(Great Characters in Literature)

Sources for Further Study

Bartsch, K., et al., eds. In Sachen Thomas Bernhard, 1983.

Book World. XIV, August 26, 1984, p. 7.

Booklist. LXXX, May 15, 1984, p. 1292.

Dierick, A.P. “Thomas Bernhard’s Austria: Neurosis, Symbol, or Expedient?” in Modern Austrian Literature. XII (1979), pp. 75-93.

Fetz, Gerhard. “The Works of Thomas Bernhard: Austrian Literature?” in Modern Austrian Literature. XVII, nos. 3/4 (1984), pp. 171-192.

Kirkus Reviews. LII, March 15, 1984, p. 261.

Library Journal.
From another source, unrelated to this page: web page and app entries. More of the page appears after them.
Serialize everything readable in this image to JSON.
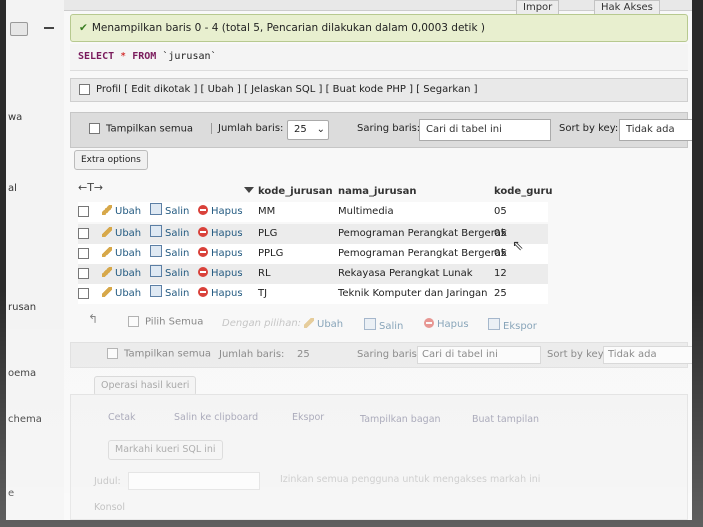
{
  "tabs": [
    "Impor",
    "Hak Akses"
  ],
  "sidebar": [
    "wa",
    "al",
    "rusan",
    "oema",
    "chema",
    "e"
  ],
  "success_message": "Menampilkan baris 0 - 4 (total 5, Pencarian dilakukan dalam 0,0003 detik )",
  "sql": {
    "select": "SELECT",
    "star": "*",
    "from": "FROM",
    "table": "`jurusan`"
  },
  "profil_links": "Profil [ Edit dikotak ] [ Ubah ] [ Jelaskan SQL ] [ Buat kode PHP ] [ Segarkan ]",
  "filter": {
    "show_all": "Tampilkan semua",
    "rows_label": "Jumlah baris:",
    "rows_value": "25",
    "filter_label": "Saring baris:",
    "filter_placeholder": "Cari di tabel ini",
    "sort_label": "Sort by key:",
    "sort_value": "Tidak ada"
  },
  "extra_options": "Extra options",
  "columns": [
    "kode_jurusan",
    "nama_jurusan",
    "kode_guru"
  ],
  "actions": {
    "edit": "Ubah",
    "copy": "Salin",
    "delete": "Hapus"
  },
  "rows": [
    {
      "kode": "MM",
      "nama": "Multimedia",
      "guru": "05"
    },
    {
      "kode": "PLG",
      "nama": "Pemograman Perangkat Bergerak",
      "guru": "05"
    },
    {
      "kode": "PPLG",
      "nama": "Pemograman Perangkat Bergerak",
      "guru": "05"
    },
    {
      "kode": "RL",
      "nama": "Rekayasa Perangkat Lunak",
      "guru": "12"
    },
    {
      "kode": "TJ",
      "nama": "Teknik Komputer dan Jaringan",
      "guru": "25"
    }
  ],
  "bulk": {
    "select_all": "Pilih Semua",
    "with_selected": "Dengan pilihan:",
    "edit": "Ubah",
    "copy": "Salin",
    "delete": "Hapus",
    "export": "Ekspor"
  },
  "bottom": {
    "ops_title": "Operasi hasil kueri",
    "print": "Cetak",
    "copy_clip": "Salin ke clipboard",
    "export": "Ekspor",
    "chart": "Tampilkan bagan",
    "view": "Buat tampilan",
    "bookmark": "Markahi kueri SQL ini",
    "label": "Judul:",
    "share": "Izinkan semua pengguna untuk mengakses markah ini",
    "console": "Konsol"
  }
}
CIX, May 15, 1984, p. 994.

Los Angeles Times Book Review. June 17, 1984, p. 1.

Meyerhofer, Nicholas. Thomas Bernhard, 1985.
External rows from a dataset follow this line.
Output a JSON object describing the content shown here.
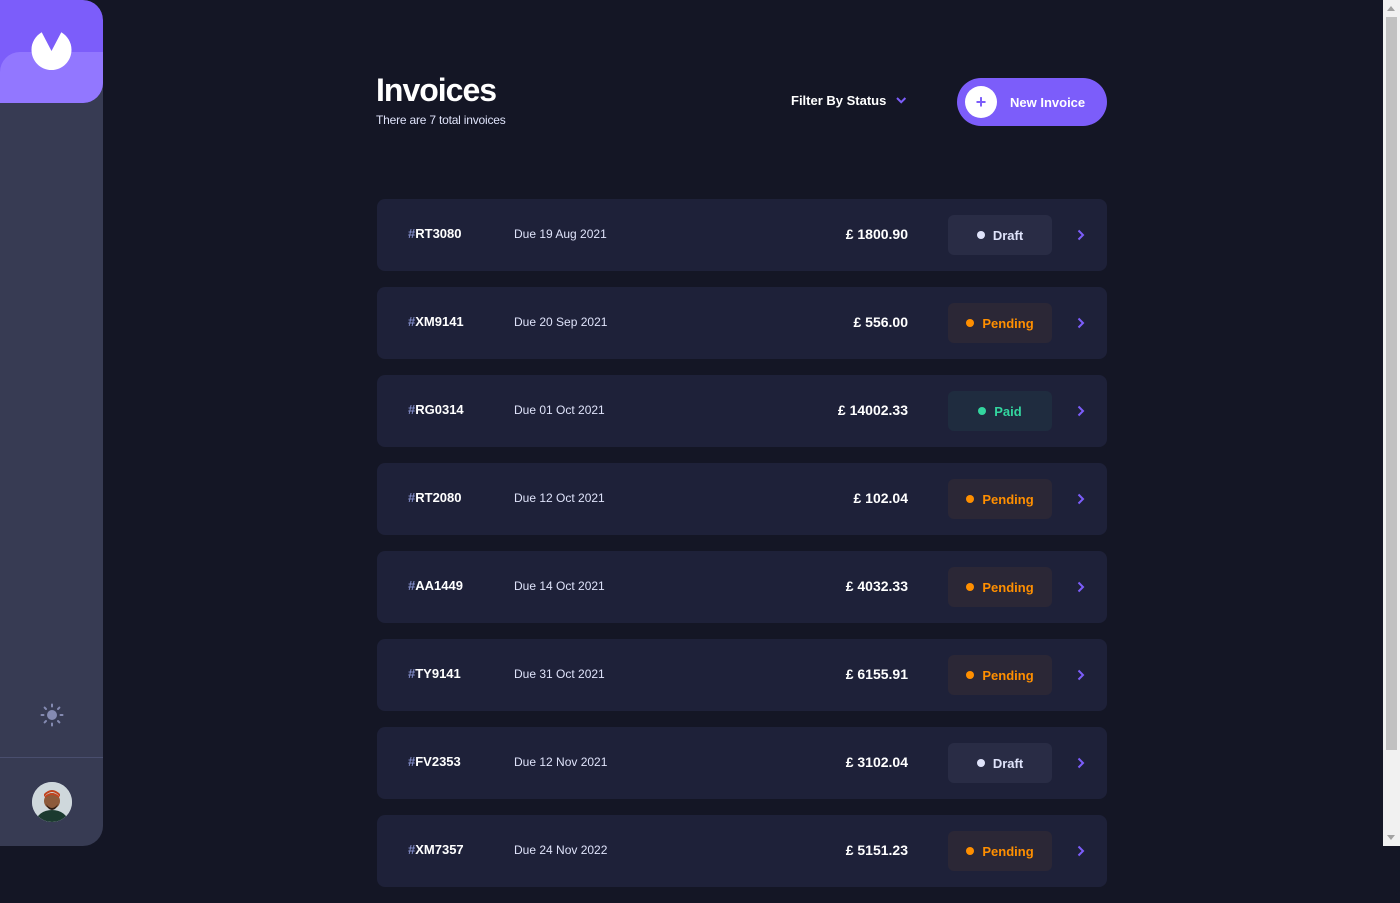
{
  "colors": {
    "accent": "#7c5dfa",
    "accent_light": "#9277ff",
    "background": "#141625",
    "card": "#1e2139",
    "sidebar": "#373b53",
    "paid": "#33d69f",
    "pending": "#ff8f00",
    "draft": "#dfe3fa"
  },
  "sidebar": {
    "logo_icon": "logo-icon",
    "theme_icon": "sun-icon",
    "avatar_icon": "avatar"
  },
  "header": {
    "title": "Invoices",
    "subtitle": "There are 7 total invoices",
    "filter_label": "Filter By Status",
    "filter_icon": "chevron-down-icon",
    "new_button_label": "New Invoice",
    "new_button_icon": "+"
  },
  "invoices": [
    {
      "hash": "#",
      "id": "RT3080",
      "due": "Due 19 Aug 2021",
      "client": "",
      "amount": "£ 1800.90",
      "status": "Draft",
      "status_class": "draft"
    },
    {
      "hash": "#",
      "id": "XM9141",
      "due": "Due 20 Sep 2021",
      "client": "",
      "amount": "£ 556.00",
      "status": "Pending",
      "status_class": "pending"
    },
    {
      "hash": "#",
      "id": "RG0314",
      "due": "Due 01 Oct 2021",
      "client": "",
      "amount": "£ 14002.33",
      "status": "Paid",
      "status_class": "paid"
    },
    {
      "hash": "#",
      "id": "RT2080",
      "due": "Due 12 Oct 2021",
      "client": "",
      "amount": "£ 102.04",
      "status": "Pending",
      "status_class": "pending"
    },
    {
      "hash": "#",
      "id": "AA1449",
      "due": "Due 14 Oct 2021",
      "client": "",
      "amount": "£ 4032.33",
      "status": "Pending",
      "status_class": "pending"
    },
    {
      "hash": "#",
      "id": "TY9141",
      "due": "Due 31 Oct 2021",
      "client": "",
      "amount": "£ 6155.91",
      "status": "Pending",
      "status_class": "pending"
    },
    {
      "hash": "#",
      "id": "FV2353",
      "due": "Due 12 Nov 2021",
      "client": "",
      "amount": "£ 3102.04",
      "status": "Draft",
      "status_class": "draft"
    },
    {
      "hash": "#",
      "id": "XM7357",
      "due": "Due 24 Nov 2022",
      "client": "",
      "amount": "£ 5151.23",
      "status": "Pending",
      "status_class": "pending"
    }
  ]
}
The New Republic. CXCI, August 13, 1984, p. 37.

New Statesman. CVII, April 6, 1984, p. 35.

The New York Times Book Review. LXXXIX, July 1, 1984, p. 9.

Publishers Weekly. CCXXV, April 6, 1984, p. 68.

Quill and Quire. L, October, 1984, p. 37.

Wolfschutz, Hans. “Thomas Bernhard: The Mask of Death,” in Modern Austrian Writing, 1980. Edited by A. Best and H. Wolfschutz.